Today is World NGO Day, which is held to recognise, celebrate and honour the contributions and profound impact that these independent, not-for-profit non-governmental organisations have on the world.
Last year, CSO Go, in collaboration with The Cropper Foundation, hosted its first World NGO Day virtual fair.
The event attracted over 150 CSOs (Civil Society Organisations) to the two-day event and because of its initial success, addressing various topics such as the environment, and social and humanitarian issues, more participants have been registered for this year’s CSO Go’s two-day virtual seminar to mark World NGO Day 2023.
Day one, themed The Importance of good governance for NGOs, will be staged today, while The role of digitalisation in a modern NGO will be the theme tomorrow.
Speaking with the T&T Guardian over the weekend, Cropper Foundation CEO Omar Mohammed said: “We have over 200 persons registered over two days already, it’s a continuation of a very successful event from last year.
“This year, on February 27 and 28, we’re going to be focused on the role of digitalisation in a modern NGO and going to touch on the tools available to them.
“If you’re registered for non-profit in T&T, you have access to an amazing range of Microsoft products for free, as well as Canva, a free-to-use online graphic design tool for up to 20 persons if registered as non-profit.
“There’s also data privacy, what it means for NGOs, cyber security, corporate governance, what does it mean to have a board, what it means for NGOs in terms of transparency and accountability.”
Asked if there were any world or external influences that can affect the organisation, such as the war in Ukraine or AI (Artificial Intelligence), he said a lot of what they did was focused on sustainability and the concept of think global, act local approach.
Mohammed said everything was interconnected, noting the world food supply was affected by the supply chain disruption and exacerbated by the war in Ukraine, while climate change impacts every facet, from health and migration.

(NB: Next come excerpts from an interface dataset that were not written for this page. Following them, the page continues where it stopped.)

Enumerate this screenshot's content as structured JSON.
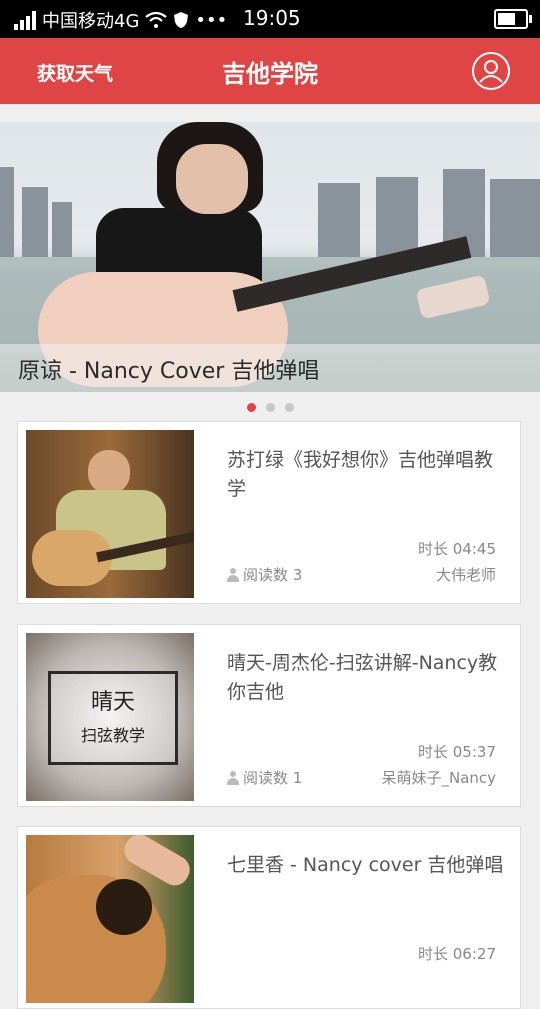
{
  "status_bar": {
    "carrier": "中国移动4G",
    "time": "19:05",
    "battery_level": 0.55
  },
  "header": {
    "weather_button": "获取天气",
    "title": "吉他学院",
    "user_icon": "user-circle-icon"
  },
  "banner": {
    "caption": "原谅 - Nancy Cover 吉他弹唱",
    "page_count": 3,
    "active_page": 1
  },
  "articles": [
    {
      "title": "苏打绿《我好想你》吉他弹唱教学",
      "duration": "时长 04:45",
      "reads": "阅读数 3",
      "author": "大伟老师"
    },
    {
      "title": "晴天-周杰伦-扫弦讲解-Nancy教你吉他",
      "duration": "时长 05:37",
      "reads": "阅读数 1",
      "author": "呆萌妹子_Nancy",
      "thumb_text_1": "晴天",
      "thumb_text_2": "扫弦教学"
    },
    {
      "title": "七里香 - Nancy cover 吉他弹唱",
      "duration": "时长 06:27"
    }
  ],
  "colors": {
    "brand": "#e04545",
    "background": "#efefef"
  }
}
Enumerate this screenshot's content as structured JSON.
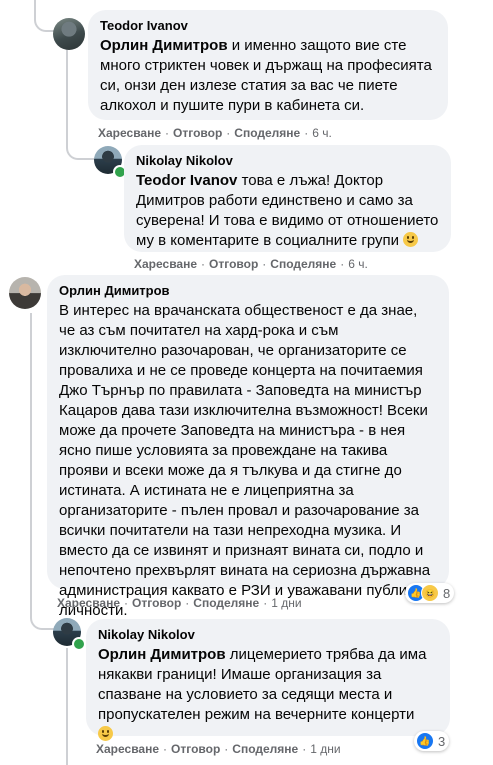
{
  "comments": [
    {
      "author": "Teodor Ivanov",
      "mention": "Орлин Димитров",
      "text": " и именно защото вие сте много стриктен човек и държащ на професията си, онзи ден излезе статия за вас че пиете алкохол и пушите пури в кабинета си.",
      "time": "6 ч."
    },
    {
      "author": "Nikolay Nikolov",
      "mention": "Teodor Ivanov",
      "text": " това е лъжа! Доктор Димитров работи единствено и само за суверена! И това е видимо от отношението му в коментарите в социалните групи",
      "emoji": "smile-emoji",
      "time": "6 ч."
    },
    {
      "author": "Орлин Димитров",
      "text": "В интерес на врачанската общественост е да знае, че аз съм почитател на хард-рока и съм изключително разочарован, че организаторите се провалиха и не се проведе концерта на почитаемия Джо Търнър по правилата - Заповедта на министър Кацаров дава тази изключителна възможност! Всеки може да прочете Заповедта на министъра - в нея ясно пише условията за провеждане на такива прояви и всеки може да я тълкува и да стигне до истината. А истината не е лицеприятна за организаторите - пълен провал и разочарование за всички почитатели на тази непреходна музика. И вместо да се извинят и признаят вината си, подло и непочтено прехвърлят вината на сериозна държавна администрация каквато е РЗИ и уважавани публични личности.",
      "time": "1 дни",
      "reaction_count": "8"
    },
    {
      "author": "Nikolay Nikolov",
      "mention": "Орлин Димитров",
      "text": " лицемерието трябва да има някакви граници! Имаше организация за спазване на условието за седящи места и пропускателен режим на вечерните концерти",
      "emoji": "smile-emoji",
      "time": "1 дни",
      "reaction_count": "3"
    }
  ],
  "actions": {
    "like": "Харесване",
    "reply": "Отговор",
    "share": "Споделяне",
    "dot": "·"
  }
}
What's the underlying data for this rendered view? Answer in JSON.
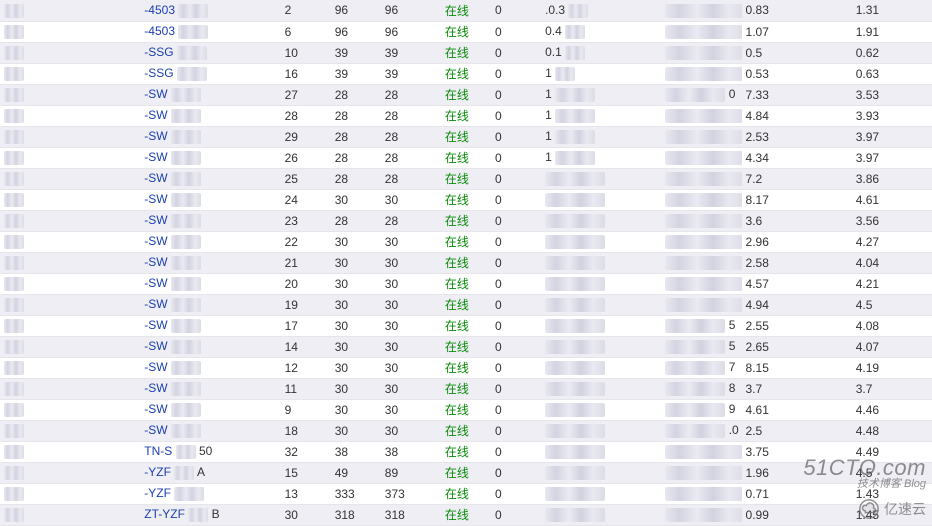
{
  "status_label": "在线",
  "watermarks": {
    "cto_big": "51CTO.com",
    "cto_small": "技术博客  Blog",
    "yisu": "亿速云"
  },
  "rows": [
    {
      "name_vis": "-4503",
      "name_blur_w": "w30",
      "c2": "2",
      "c3": "96",
      "c4": "96",
      "c6": "0",
      "c7_vis": ".0.3",
      "c7_blur_w": "w20",
      "c8_vis": "",
      "c8_blur_w": "w80",
      "c9": "0.83",
      "c10": "1.31"
    },
    {
      "name_vis": "-4503",
      "name_blur_w": "w30",
      "c2": "6",
      "c3": "96",
      "c4": "96",
      "c6": "0",
      "c7_vis": "0.4",
      "c7_blur_w": "w20",
      "c8_vis": "",
      "c8_blur_w": "w80",
      "c9": "1.07",
      "c10": "1.91"
    },
    {
      "name_vis": "-SSG",
      "name_blur_w": "w30",
      "c2": "10",
      "c3": "39",
      "c4": "39",
      "c6": "0",
      "c7_vis": "0.1",
      "c7_blur_w": "w20",
      "c8_vis": "",
      "c8_blur_w": "w80",
      "c9": "0.5",
      "c10": "0.62"
    },
    {
      "name_vis": "-SSG",
      "name_blur_w": "w30",
      "c2": "16",
      "c3": "39",
      "c4": "39",
      "c6": "0",
      "c7_vis": "1",
      "c7_blur_w": "w20",
      "c8_vis": "",
      "c8_blur_w": "w80",
      "c9": "0.53",
      "c10": "0.63"
    },
    {
      "name_vis": "-SW",
      "name_blur_w": "w30",
      "c2": "27",
      "c3": "28",
      "c4": "28",
      "c6": "0",
      "c7_vis": "1",
      "c7_blur_w": "w40",
      "c8_vis": "0",
      "c8_blur_w": "w60",
      "c9": "7.33",
      "c10": "3.53"
    },
    {
      "name_vis": "-SW",
      "name_blur_w": "w30",
      "c2": "28",
      "c3": "28",
      "c4": "28",
      "c6": "0",
      "c7_vis": "1",
      "c7_blur_w": "w40",
      "c8_vis": "",
      "c8_blur_w": "w80",
      "c9": "4.84",
      "c10": "3.93"
    },
    {
      "name_vis": "-SW",
      "name_blur_w": "w30",
      "c2": "29",
      "c3": "28",
      "c4": "28",
      "c6": "0",
      "c7_vis": "1",
      "c7_blur_w": "w40",
      "c8_vis": "",
      "c8_blur_w": "w80",
      "c9": "2.53",
      "c10": "3.97"
    },
    {
      "name_vis": "-SW",
      "name_blur_w": "w30",
      "c2": "26",
      "c3": "28",
      "c4": "28",
      "c6": "0",
      "c7_vis": "1",
      "c7_blur_w": "w40",
      "c8_vis": "",
      "c8_blur_w": "w80",
      "c9": "4.34",
      "c10": "3.97"
    },
    {
      "name_vis": "-SW",
      "name_blur_w": "w30",
      "c2": "25",
      "c3": "28",
      "c4": "28",
      "c6": "0",
      "c7_vis": "",
      "c7_blur_w": "w60",
      "c8_vis": "",
      "c8_blur_w": "w80",
      "c9": "7.2",
      "c10": "3.86"
    },
    {
      "name_vis": "-SW",
      "name_blur_w": "w30",
      "c2": "24",
      "c3": "30",
      "c4": "30",
      "c6": "0",
      "c7_vis": "",
      "c7_blur_w": "w60",
      "c8_vis": "",
      "c8_blur_w": "w80",
      "c9": "8.17",
      "c10": "4.61"
    },
    {
      "name_vis": "-SW",
      "name_blur_w": "w30",
      "c2": "23",
      "c3": "28",
      "c4": "28",
      "c6": "0",
      "c7_vis": "",
      "c7_blur_w": "w60",
      "c8_vis": "",
      "c8_blur_w": "w80",
      "c9": "3.6",
      "c10": "3.56"
    },
    {
      "name_vis": "-SW",
      "name_blur_w": "w30",
      "c2": "22",
      "c3": "30",
      "c4": "30",
      "c6": "0",
      "c7_vis": "",
      "c7_blur_w": "w60",
      "c8_vis": "",
      "c8_blur_w": "w80",
      "c9": "2.96",
      "c10": "4.27"
    },
    {
      "name_vis": "-SW",
      "name_blur_w": "w30",
      "c2": "21",
      "c3": "30",
      "c4": "30",
      "c6": "0",
      "c7_vis": "",
      "c7_blur_w": "w60",
      "c8_vis": "",
      "c8_blur_w": "w80",
      "c9": "2.58",
      "c10": "4.04"
    },
    {
      "name_vis": "-SW",
      "name_blur_w": "w30",
      "c2": "20",
      "c3": "30",
      "c4": "30",
      "c6": "0",
      "c7_vis": "",
      "c7_blur_w": "w60",
      "c8_vis": "",
      "c8_blur_w": "w80",
      "c9": "4.57",
      "c10": "4.21"
    },
    {
      "name_vis": "-SW",
      "name_blur_w": "w30",
      "c2": "19",
      "c3": "30",
      "c4": "30",
      "c6": "0",
      "c7_vis": "",
      "c7_blur_w": "w60",
      "c8_vis": "",
      "c8_blur_w": "w80",
      "c9": "4.94",
      "c10": "4.5"
    },
    {
      "name_vis": "-SW",
      "name_blur_w": "w30",
      "c2": "17",
      "c3": "30",
      "c4": "30",
      "c6": "0",
      "c7_vis": "",
      "c7_blur_w": "w60",
      "c8_vis": "5",
      "c8_blur_w": "w60",
      "c9": "2.55",
      "c10": "4.08"
    },
    {
      "name_vis": "-SW",
      "name_blur_w": "w30",
      "c2": "14",
      "c3": "30",
      "c4": "30",
      "c6": "0",
      "c7_vis": "",
      "c7_blur_w": "w60",
      "c8_vis": "5",
      "c8_blur_w": "w60",
      "c9": "2.65",
      "c10": "4.07"
    },
    {
      "name_vis": "-SW",
      "name_blur_w": "w30",
      "c2": "12",
      "c3": "30",
      "c4": "30",
      "c6": "0",
      "c7_vis": "",
      "c7_blur_w": "w60",
      "c8_vis": "7",
      "c8_blur_w": "w60",
      "c9": "8.15",
      "c10": "4.19"
    },
    {
      "name_vis": "-SW",
      "name_blur_w": "w30",
      "c2": "11",
      "c3": "30",
      "c4": "30",
      "c6": "0",
      "c7_vis": "",
      "c7_blur_w": "w60",
      "c8_vis": "8",
      "c8_blur_w": "w60",
      "c9": "3.7",
      "c10": "3.7"
    },
    {
      "name_vis": "-SW",
      "name_blur_w": "w30",
      "c2": "9",
      "c3": "30",
      "c4": "30",
      "c6": "0",
      "c7_vis": "",
      "c7_blur_w": "w60",
      "c8_vis": "9",
      "c8_blur_w": "w60",
      "c9": "4.61",
      "c10": "4.46"
    },
    {
      "name_vis": "-SW",
      "name_blur_w": "w30",
      "c2": "18",
      "c3": "30",
      "c4": "30",
      "c6": "0",
      "c7_vis": "",
      "c7_blur_w": "w60",
      "c8_vis": ".0",
      "c8_blur_w": "w60",
      "c9": "2.5",
      "c10": "4.48"
    },
    {
      "name_vis": "TN-S",
      "name_blur_w": "w20",
      "name_suffix": "50",
      "c2": "32",
      "c3": "38",
      "c4": "38",
      "c6": "0",
      "c7_vis": "",
      "c7_blur_w": "w60",
      "c8_vis": "",
      "c8_blur_w": "w80",
      "c9": "3.75",
      "c10": "4.49"
    },
    {
      "name_vis": "-YZF",
      "name_blur_w": "w20",
      "name_suffix": "A",
      "c2": "15",
      "c3": "49",
      "c4": "89",
      "c6": "0",
      "c7_vis": "",
      "c7_blur_w": "w60",
      "c8_vis": "",
      "c8_blur_w": "w80",
      "c9": "1.96",
      "c10": "4.5"
    },
    {
      "name_vis": "-YZF",
      "name_blur_w": "w30",
      "c2": "13",
      "c3": "333",
      "c4": "373",
      "c6": "0",
      "c7_vis": "",
      "c7_blur_w": "w60",
      "c8_vis": "",
      "c8_blur_w": "w80",
      "c9": "0.71",
      "c10": "1.43"
    },
    {
      "name_vis": "ZT-YZF",
      "name_blur_w": "w20",
      "name_suffix": "B",
      "c2": "30",
      "c3": "318",
      "c4": "318",
      "c6": "0",
      "c7_vis": "",
      "c7_blur_w": "w60",
      "c8_vis": "",
      "c8_blur_w": "w80",
      "c9": "0.99",
      "c10": "1.45"
    }
  ]
}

Regarding AI, he said the organisation had been focused on bringing this sort of innovation space within the Caribbean for civil society.
Mohammed added that the group had just completed a National Geographic grant and worked with TTLAB, from UWI, to pilot test how AI can be used to help small farmers in T&T and other islands by using drone technology to map their farms and gather more up-to-date ground data.
He suggested that AI can also be used to help pull citizen opinion together faster on issues such as policy and legislation.
Mohammed said regular citizens can support NGOs in many different ways, such as volunteering, providing financial support through donations and contributions, attending events by NGOs in their communities, and joining groups on social media with like-minded conscientious people who share their passion and interests.
He said CSO Go was created to be a voice for the civil society sector as a whole, and as a service exchange hub and digital platform that connects skilled professionals with civil society organisations.
Mohammed explained that CSO Go was led by TCF with some initial funding by the IDB and was meant to become a one-stop digital portal to support the civil society sector in several different ways.
He said having events like the World NGO Day seminars will enable them to build an e-learning platform on the site, with civil society-specific online courses and project management and others coming up, while people can also post jobs, volunteering and funding opportunities.